House prices in 28 towns and cities across the UK have failed to recover to pre-financial crisis levels, a decade after the market crash.
Property owners in these locations have suffered a lost decade of house price growth since the start of the crisis on 9th August 2007.
The latest Office for National Statistics (ONS) and Land Registry house price figures, for August 2017, sparked fears of a two-speed economy, as it emerged that the only places to suffer this fate outside of Wales were in the north of England, analysis by housebuilding investment platform Homegrown shows.
The most recent data gives us a clear picture of the devastating impact of the crash in the ten years since the start of the crisis on 9th August 2007 – the day when BNP Paribas froze three of its funds, suggesting that it could not value the sub-prime loans contained in the complex financial instruments on its books. Doomed Northern Rock chief Adam Applegarth later described it as “the day the world changed”.
Since then, house prices in Belfast, Hartlepool and Blackpool have suffered worse than anywhere else in the UK.
The average house price in the Northern Irish capital is now 43.7% lower than it was in August 2007, at just £120,351. Hartlepool has also failed to recover, with a 19.5% drop to an average value of £100,957, while prices in Blackpool are still 16.4% down, at an average of £105,057.
Even Liverpool and Newcastle – two of the cities centred in the idea of the Northern Powerhouse – never recovered. Liverpool is still 1.7% down, with an average house price of £126,862, while Newcastle is 1% down on ten years ago, at £162,876.
A stark north-south divide means that properties in the North East are still worth 5.6% less than they were a decade ago, while the North West is struggling with growth of just 5.5% over the past ten years.
Meanwhile, London, the South East and South West are 62.7%, 37.7% and 19.2% higher on average respectively.
Bradford, Oldham, Lancaster and Falkirk only just escaped lost decades of house price growth, recovering their ground to finish just £1,039, £1,765, £235 and £196 higher on average in the last decade respectively.
The Founder of Homegrown, Anthony Rushworth, says: “This is two-speed Britain in action. It’s now clear that great swathes of the UK have suffered terribly in the aftermath of the financial crash, while areas in high demand have shrugged it off and surged ahead.

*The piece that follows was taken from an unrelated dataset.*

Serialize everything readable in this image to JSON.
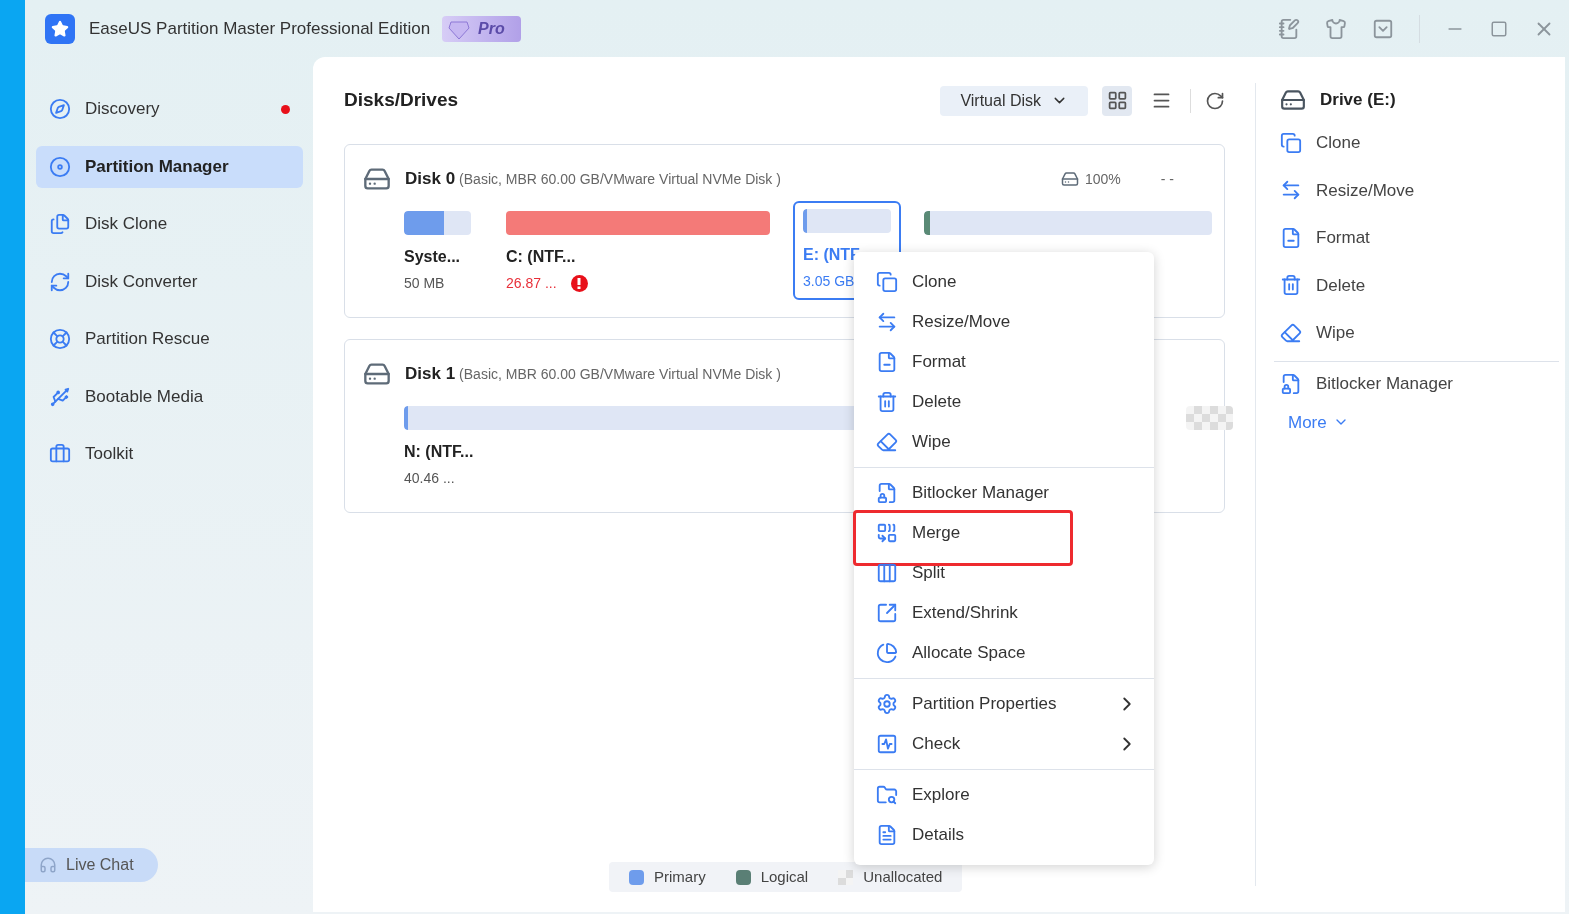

“We are too reliant as a country on a small number of densely populated areas, particularly in London and the South East. The technology exists to take a much more balanced approach to where Britons live and work.”
He continues: “The Northern Powerhouse promised exactly that, but it will take more than a marketing campaign by one chancellor to really shift the balance and create a more stable property market for future generations.”
Landlords, do you own property in one of the locations that have failed to recover to pre-crisis levels? How has this affected your investment plan?